Maintenance is another hidden factor. How much attention do you think churches should devote to things like lamp replacement and power consumption when evaluating fixtures?
“Unfortunately at many churches, especially churches new to using production in their services, this is an area that is all to commonly overlooked. Luckily the advancements in LED technology over the past few years have made this much less of an issue. LED isn’t a magic bullet that negates the need for maintenance, but it does decrease the frequency and cost involved. We still use a lot of non-LED fixtures, but on new project designs we always look for an LED option first.”
How about the multi-functionality of fixtures? Should a church try to look for fixtures that can do double duty in a house of worship – for example acting as a house light during services and a color wash during events?
“Getting a wider range of usage out of a fixture can be a really good thing, as long as it does all of the intended functions well. I’ve seen the mistake made of getting a fixture that does a lot of things ok, but doesn’t do any of them GREAT. Sometimes the best choice is to get the fixture that only does one thing for you but is the exact right fixture for your need.”
Any advice on what to look for when evaluating the flexibility of a fixture?
“It’s a two way street. Sometimes a very “flexible” fixture does a lot of stuff but none of it very well. You have to decide in each situation if you need a multi-use fixture or one that only serves one purpose but does it incredibly well.”
Everyone wants to stretch their budget, but how do you distinguish between a fixture that offers a good value and one that just has a low price that you’ll pay for later?
“Ha ha, that’s getting tougher and tougher.

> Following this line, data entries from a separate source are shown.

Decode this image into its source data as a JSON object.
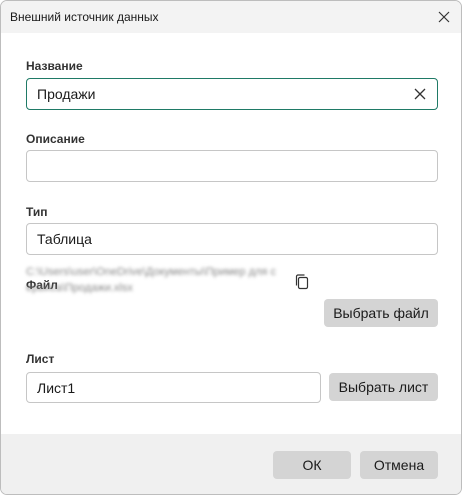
{
  "window": {
    "title": "Внешний источник данных"
  },
  "form": {
    "name_label": "Название",
    "name_value": "Продажи",
    "description_label": "Описание",
    "description_value": "",
    "type_label": "Тип",
    "type_value": "Таблица",
    "file_label": "Файл",
    "file_path": "C:\\Users\\user\\OneDrive\\Документы\\Пример для сервиса\\Продажи.xlsx",
    "choose_file_label": "Выбрать файл",
    "sheet_label": "Лист",
    "sheet_value": "Лист1",
    "choose_sheet_label": "Выбрать лист"
  },
  "footer": {
    "ok_label": "ОК",
    "cancel_label": "Отмена"
  },
  "colors": {
    "focus_border": "#1f7a66",
    "button_bg": "#d4d4d4",
    "footer_bg": "#f0f0f0"
  },
  "icons": {
    "close": "close-icon",
    "clear": "clear-icon",
    "copy": "copy-icon"
  }
}
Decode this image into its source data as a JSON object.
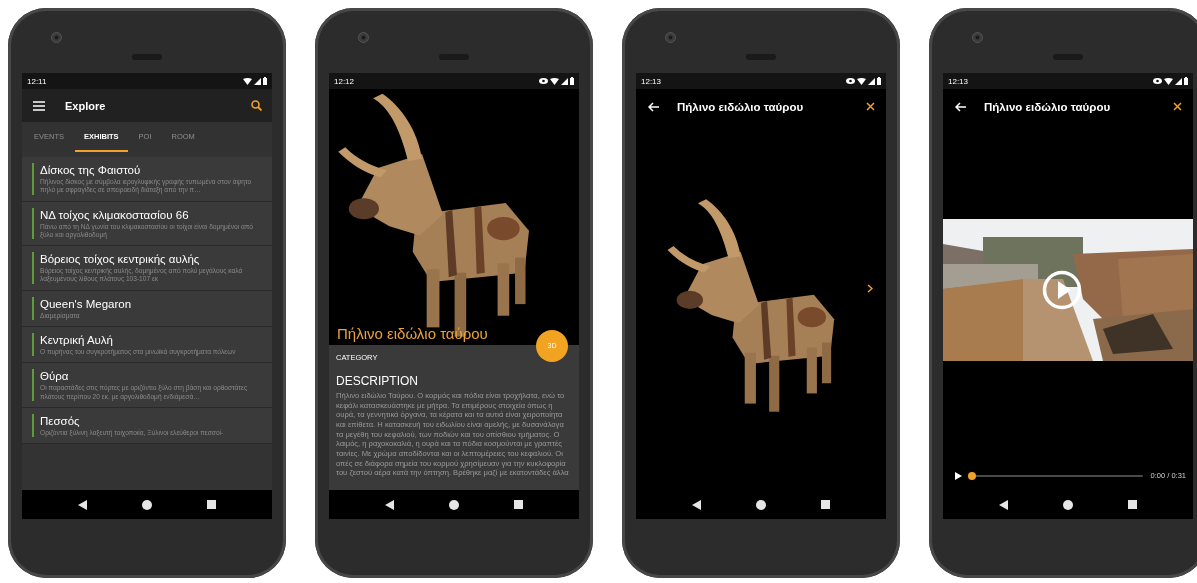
{
  "phones": [
    {
      "kind": "explore",
      "status_time": "12:11",
      "eye_indicator": false,
      "title": "Explore",
      "tabs": [
        {
          "label": "EVENTS",
          "selected": false
        },
        {
          "label": "EXHIBITS",
          "selected": true
        },
        {
          "label": "POI",
          "selected": false
        },
        {
          "label": "ROOM",
          "selected": false
        }
      ],
      "items": [
        {
          "title": "Δίσκος της Φαιστού",
          "description": "Πήλινος δίσκος με σύμβολα ιερογλυφικής γραφής τυπωμένα στον άψητο πηλό με σφραγίδες σε σπειροειδή διάταξη από την π…"
        },
        {
          "title": "ΝΔ τοίχος κλιμακοστασίου 66",
          "description": "Πάνω από τη ΝΔ γωνία του κλιμακοστασίου οι τοίχοι είναι δομημένοι από ξύλο και αργολιθοδομή"
        },
        {
          "title": "Βόρειος τοίχος κεντρικής αυλής",
          "description": "Βόρειος τοίχος κεντρικής αυλής, δομημένος από πολύ μεγάλους καλά λαξευμένους λίθους πλάτους 103-107 εκ"
        },
        {
          "title": "Queen's Megaron",
          "description": "Διαμερίσματα"
        },
        {
          "title": "Κεντρική Αυλή",
          "description": "Ο πυρήνας του συγκροτήματος στα μινωϊκά συγκροτήματα πόλεων"
        },
        {
          "title": "Θύρα",
          "description": "Οι παραστάδες στις πόρτες με οριζόντιο ξύλο στη βάση και ορθοστάτες πλάτους περίπου 20 εκ. με αργολιθοδομή ενδιάμεσά…"
        },
        {
          "title": "Πεσσός",
          "description": "Οριζόντια ξύλινη λαξευτή τοιχοποιία, Ξύλινοι ελεύθεροι πεσσοί-"
        }
      ]
    },
    {
      "kind": "detail",
      "status_time": "12:12",
      "eye_indicator": true,
      "title": "Πήλινο ειδώλιο ταύρου",
      "fab_label": "3D",
      "category": "CATEGORY",
      "description_heading": "DESCRIPTION",
      "description": "Πήλινο ειδώλιο Ταύρου. Ο κορμός και πόδια είναι τροχήλατα, ενώ το κεφάλι κατασκευάστηκε με μήτρα. Τα επιμέρους στοιχεία όπως η ουρά, τα γεννητικά όργανα, τα κέρατα και τα αυτιά είναι χειροποίητα και επίθετα. Η κατασκευή του ειδωλίου είναι αμελής, με δυσανάλογα τα μεγέθη του κεφαλιού, των ποδιών και του οπίσθιου τμήματος. Ο λαιμός, η ραχοκοκαλιά, η ουρά και τα πόδια κοσμούνται με γραπτές ταινίες. Με χρώμα αποδίδονται και οι λεπτομέρειες του κεφαλιού. Οι οπές σε διάφορα σημεία του κορμού χρησίμευαν για την κυκλοφορία του ζεστού αέρα κατά την όπτηση. Βρέθηκε μαζί με εκατοντάδες άλλα"
    },
    {
      "kind": "viewer",
      "status_time": "12:13",
      "eye_indicator": true,
      "title": "Πήλινο ειδώλιο ταύρου"
    },
    {
      "kind": "video",
      "status_time": "12:13",
      "eye_indicator": true,
      "title": "Πήλινο ειδώλιο ταύρου",
      "level": 0,
      "time": "0:00 / 0:31"
    }
  ]
}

I usually insist on a hands on demo at my facility before I purchase or rent. Beyond that I stick with established manufacturers who have a brand name they want to protect.”

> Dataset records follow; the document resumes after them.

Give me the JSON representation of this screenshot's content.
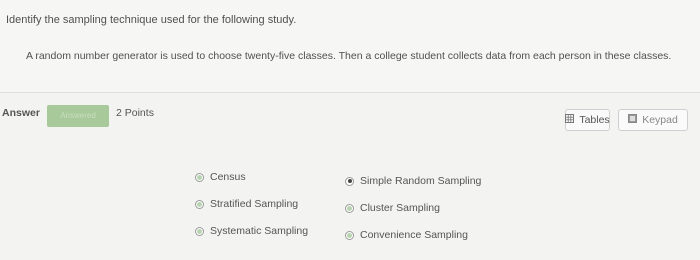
{
  "question": {
    "prompt": "Identify the sampling technique used for the following study.",
    "detail": "A random number generator is used to choose twenty-five classes. Then a college student collects data from each person in these classes."
  },
  "answer_bar": {
    "answer_label": "Answer",
    "answered_badge": "Answered",
    "points": "2 Points",
    "tables_label": "Tables",
    "keypad_label": "Keypad"
  },
  "options": [
    {
      "label": "Census",
      "selected": false
    },
    {
      "label": "Stratified Sampling",
      "selected": false
    },
    {
      "label": "Systematic Sampling",
      "selected": false
    },
    {
      "label": "Simple Random Sampling",
      "selected": true
    },
    {
      "label": "Cluster Sampling",
      "selected": false
    },
    {
      "label": "Convenience Sampling",
      "selected": false
    }
  ],
  "colors": {
    "answered_badge": "#a8c99a",
    "radio_fill": "#b7d4b0"
  },
  "icons": {
    "tables": "table-grid-icon",
    "keypad": "keypad-icon"
  }
}
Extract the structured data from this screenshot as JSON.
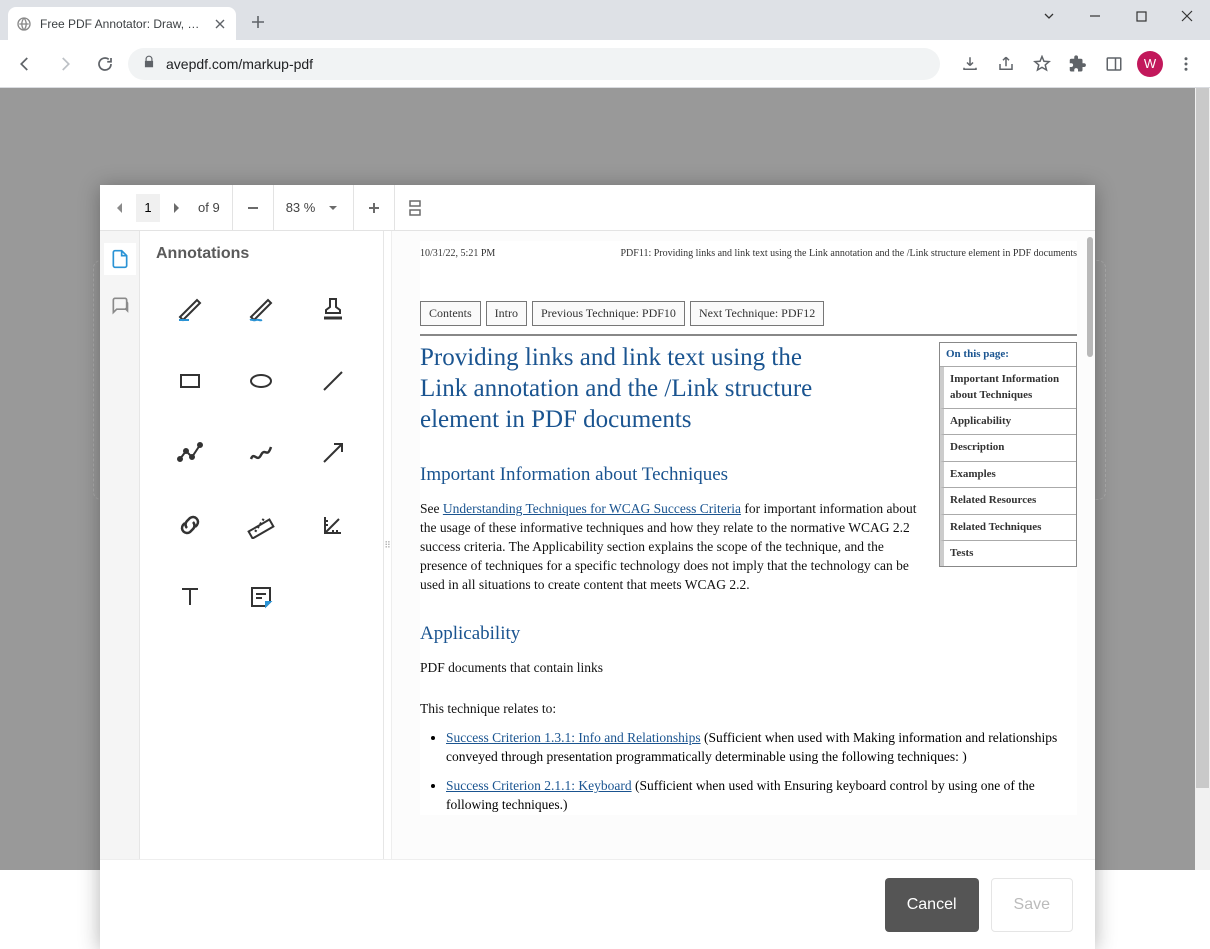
{
  "browser": {
    "tab_title": "Free PDF Annotator: Draw, Hig",
    "url": "avepdf.com/markup-pdf",
    "avatar_letter": "W"
  },
  "toolbar": {
    "page_current": "1",
    "page_of_label": "of 9",
    "zoom": "83 %"
  },
  "panel": {
    "title": "Annotations"
  },
  "doc": {
    "timestamp": "10/31/22, 5:21 PM",
    "header_title": "PDF11: Providing links and link text using the Link annotation and the /Link structure element in PDF documents",
    "nav": [
      "Contents",
      "Intro",
      "Previous Technique: PDF10",
      "Next Technique: PDF12"
    ],
    "h1": "Providing links and link text using the Link annotation and the /Link structure element in PDF documents",
    "sidebox_title": "On this page:",
    "sidebox_items": [
      "Important Information about Techniques",
      "Applicability",
      "Description",
      "Examples",
      "Related Resources",
      "Related Techniques",
      "Tests"
    ],
    "h2_important": "Important Information about Techniques",
    "p_see": "See ",
    "link_understanding": "Understanding Techniques for WCAG Success Criteria",
    "p_important_rest": " for important information about the usage of these informative techniques and how they relate to the normative WCAG 2.2 success criteria. The Applicability section explains the scope of the technique, and the presence of techniques for a specific technology does not imply that the technology can be used in all situations to create content that meets WCAG 2.2.",
    "h2_applicability": "Applicability",
    "p_applicability": "PDF documents that contain links",
    "p_relates": "This technique relates to:",
    "link_sc131": "Success Criterion 1.3.1: Info and Relationships",
    "li_sc131_rest": " (Sufficient when used with Making information and relationships conveyed through presentation programmatically determinable using the following techniques: )",
    "link_sc211": "Success Criterion 2.1.1: Keyboard",
    "li_sc211_rest": " (Sufficient when used with Ensuring keyboard control by using one of the following techniques.)"
  },
  "footer": {
    "cancel": "Cancel",
    "save": "Save"
  }
}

Looking at specific types of fixtures like LED video panels and moving heads, how can a church determine if those types are right for its facility?
“This is a real personal decision for each church. The word “church” can describe so many different types of facilities and organizations now. First, you have to decide if it’s going to help serve your mission as an organization. Second, don’t be afraid to rely on outside expertise to help make those decisions if you don’t have the experience on your team.”
Going back to the volunteer issue do you have any advice for churches on training volunteers?
“Always choose heart and character over experience when building your team. My right hand guy started volunteering when when he was 12 because if the doors to the church were open he would be there. He didn’t amount to much at the time, but now he could easily be the head lighting director at almost any church. Once you have your core team, expose them to outside training. There are great opportunities at conferences like LDI, USIITT, and Infocomm. Also, visit other churches that are doing what you want to do. Learn from those that are already where you want to be.”
Looking at training are there one or two – or three – things that a volunteer should learn to help stretch its lighting budget and get more impact out of its system?
“Simple system upkeep. I’m amazed at how many places don’t know to lamp off arc fixtures, replace lamps at rated hours, or clean air filters.”
Setting product features aside what are the things that churches most often mistakenly overlook when evaluating fixtures?
“Longevity. Will this purchase still be serving us well in two years? Five years? Ten years? Any purchase we make at Church On The Move is expected to last 10 years. Otherwise we look at alternative options.”
Any other advice?
“Don’t be afraid to rent for a period of time before you buy. You may spend more money but it gives you the opportunity to make sure the purchase is the right decision before you commit your churches resources to it.”